AVAILABLE DATA START
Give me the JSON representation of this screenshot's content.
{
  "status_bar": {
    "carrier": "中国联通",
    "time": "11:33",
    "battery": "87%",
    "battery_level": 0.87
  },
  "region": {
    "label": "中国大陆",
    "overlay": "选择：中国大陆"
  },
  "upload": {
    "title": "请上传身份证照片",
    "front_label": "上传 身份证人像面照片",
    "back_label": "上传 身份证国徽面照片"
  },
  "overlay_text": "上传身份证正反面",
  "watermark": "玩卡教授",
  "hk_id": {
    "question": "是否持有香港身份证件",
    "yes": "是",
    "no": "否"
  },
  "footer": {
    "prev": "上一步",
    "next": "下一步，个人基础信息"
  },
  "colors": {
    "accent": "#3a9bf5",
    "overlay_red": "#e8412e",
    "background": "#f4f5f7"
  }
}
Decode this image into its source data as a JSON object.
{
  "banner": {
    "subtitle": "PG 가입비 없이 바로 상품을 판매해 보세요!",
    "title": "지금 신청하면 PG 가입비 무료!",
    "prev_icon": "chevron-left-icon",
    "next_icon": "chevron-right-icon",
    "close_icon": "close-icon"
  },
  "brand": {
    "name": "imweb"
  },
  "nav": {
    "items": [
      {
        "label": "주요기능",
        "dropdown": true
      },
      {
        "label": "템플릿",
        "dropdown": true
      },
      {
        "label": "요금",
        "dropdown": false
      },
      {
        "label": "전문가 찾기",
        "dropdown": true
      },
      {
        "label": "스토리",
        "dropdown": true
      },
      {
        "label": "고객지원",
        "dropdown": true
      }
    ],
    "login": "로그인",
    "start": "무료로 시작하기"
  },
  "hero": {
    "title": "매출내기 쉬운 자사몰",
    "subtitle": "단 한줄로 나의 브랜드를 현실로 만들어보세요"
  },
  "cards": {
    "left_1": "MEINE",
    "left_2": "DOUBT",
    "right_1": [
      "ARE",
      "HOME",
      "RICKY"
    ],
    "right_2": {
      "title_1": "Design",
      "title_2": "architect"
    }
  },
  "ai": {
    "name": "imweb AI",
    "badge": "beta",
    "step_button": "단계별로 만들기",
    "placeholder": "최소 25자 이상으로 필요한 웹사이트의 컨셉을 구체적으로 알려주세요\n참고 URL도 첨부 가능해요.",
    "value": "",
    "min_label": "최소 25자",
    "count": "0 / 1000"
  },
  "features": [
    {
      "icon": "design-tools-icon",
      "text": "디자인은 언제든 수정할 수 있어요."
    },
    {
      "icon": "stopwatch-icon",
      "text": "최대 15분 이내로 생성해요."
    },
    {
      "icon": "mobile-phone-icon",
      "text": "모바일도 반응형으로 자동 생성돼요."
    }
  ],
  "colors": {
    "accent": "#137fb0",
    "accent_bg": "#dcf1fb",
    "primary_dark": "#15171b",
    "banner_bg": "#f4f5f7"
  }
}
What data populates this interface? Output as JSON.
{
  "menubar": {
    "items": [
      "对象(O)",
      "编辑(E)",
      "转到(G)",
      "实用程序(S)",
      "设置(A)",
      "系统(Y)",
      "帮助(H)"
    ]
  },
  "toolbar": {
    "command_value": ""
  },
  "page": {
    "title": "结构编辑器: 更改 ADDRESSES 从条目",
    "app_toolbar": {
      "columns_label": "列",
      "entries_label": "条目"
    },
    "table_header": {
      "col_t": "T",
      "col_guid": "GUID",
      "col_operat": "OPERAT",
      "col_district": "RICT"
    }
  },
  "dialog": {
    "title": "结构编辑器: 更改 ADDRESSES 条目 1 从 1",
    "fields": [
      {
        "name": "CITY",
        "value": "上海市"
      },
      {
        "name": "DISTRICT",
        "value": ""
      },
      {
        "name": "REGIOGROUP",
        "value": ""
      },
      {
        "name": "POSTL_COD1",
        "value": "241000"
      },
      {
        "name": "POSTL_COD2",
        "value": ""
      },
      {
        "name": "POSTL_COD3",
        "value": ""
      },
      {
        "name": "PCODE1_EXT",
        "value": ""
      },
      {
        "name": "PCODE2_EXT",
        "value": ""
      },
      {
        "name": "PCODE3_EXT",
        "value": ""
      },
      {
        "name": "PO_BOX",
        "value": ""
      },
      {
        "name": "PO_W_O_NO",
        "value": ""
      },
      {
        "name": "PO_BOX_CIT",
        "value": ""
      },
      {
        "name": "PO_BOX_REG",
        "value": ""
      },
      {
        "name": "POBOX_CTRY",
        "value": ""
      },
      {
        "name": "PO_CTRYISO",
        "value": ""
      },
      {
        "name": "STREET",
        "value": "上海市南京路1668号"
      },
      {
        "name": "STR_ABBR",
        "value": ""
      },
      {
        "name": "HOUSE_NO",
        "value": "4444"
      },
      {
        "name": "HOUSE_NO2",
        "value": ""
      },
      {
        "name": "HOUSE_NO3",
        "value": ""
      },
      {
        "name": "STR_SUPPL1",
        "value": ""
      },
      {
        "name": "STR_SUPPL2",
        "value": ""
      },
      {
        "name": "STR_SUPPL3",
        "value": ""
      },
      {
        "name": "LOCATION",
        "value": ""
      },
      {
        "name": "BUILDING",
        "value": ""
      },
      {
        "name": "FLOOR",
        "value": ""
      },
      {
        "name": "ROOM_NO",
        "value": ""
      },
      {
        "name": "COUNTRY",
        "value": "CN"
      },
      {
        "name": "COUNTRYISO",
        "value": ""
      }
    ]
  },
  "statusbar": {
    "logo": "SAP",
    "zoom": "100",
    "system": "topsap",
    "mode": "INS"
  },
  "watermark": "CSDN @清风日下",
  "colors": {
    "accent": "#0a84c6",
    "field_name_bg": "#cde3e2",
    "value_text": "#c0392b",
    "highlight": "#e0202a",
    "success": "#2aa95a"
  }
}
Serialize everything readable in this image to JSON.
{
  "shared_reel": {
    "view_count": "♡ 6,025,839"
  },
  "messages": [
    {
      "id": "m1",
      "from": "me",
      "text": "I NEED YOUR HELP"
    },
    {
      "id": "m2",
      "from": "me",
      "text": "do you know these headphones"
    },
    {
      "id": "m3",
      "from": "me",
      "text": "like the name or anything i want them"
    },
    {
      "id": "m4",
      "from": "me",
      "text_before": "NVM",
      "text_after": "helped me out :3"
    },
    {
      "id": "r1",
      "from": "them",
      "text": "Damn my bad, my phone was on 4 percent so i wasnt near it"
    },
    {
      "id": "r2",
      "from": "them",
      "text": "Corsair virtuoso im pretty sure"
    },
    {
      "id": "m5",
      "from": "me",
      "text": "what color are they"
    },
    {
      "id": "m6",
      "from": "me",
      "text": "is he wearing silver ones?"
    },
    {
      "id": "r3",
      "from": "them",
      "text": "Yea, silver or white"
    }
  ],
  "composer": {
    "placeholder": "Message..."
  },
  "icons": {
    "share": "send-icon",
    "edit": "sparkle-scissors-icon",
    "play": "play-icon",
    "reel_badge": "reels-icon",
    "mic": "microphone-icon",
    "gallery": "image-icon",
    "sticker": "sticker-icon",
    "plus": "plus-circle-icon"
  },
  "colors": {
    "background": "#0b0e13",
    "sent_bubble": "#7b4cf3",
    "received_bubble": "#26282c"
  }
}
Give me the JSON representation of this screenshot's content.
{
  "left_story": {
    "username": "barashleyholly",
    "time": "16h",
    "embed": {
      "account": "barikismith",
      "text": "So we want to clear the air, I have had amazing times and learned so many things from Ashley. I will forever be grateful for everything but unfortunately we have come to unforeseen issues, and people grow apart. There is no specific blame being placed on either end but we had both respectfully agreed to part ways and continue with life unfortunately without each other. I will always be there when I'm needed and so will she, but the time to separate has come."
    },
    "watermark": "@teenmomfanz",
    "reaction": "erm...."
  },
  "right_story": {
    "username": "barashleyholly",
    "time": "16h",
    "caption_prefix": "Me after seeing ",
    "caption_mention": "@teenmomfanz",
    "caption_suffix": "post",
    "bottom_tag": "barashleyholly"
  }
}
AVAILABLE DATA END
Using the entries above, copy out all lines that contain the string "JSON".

RESPONSE AREA:
Give me the JSON representation of this screenshot's content.
Decode this image into its source data as a JSON object.
What data populates this interface? Output as JSON.
Serialize everything readable in this image to JSON.
Give me the JSON representation of this screenshot's content.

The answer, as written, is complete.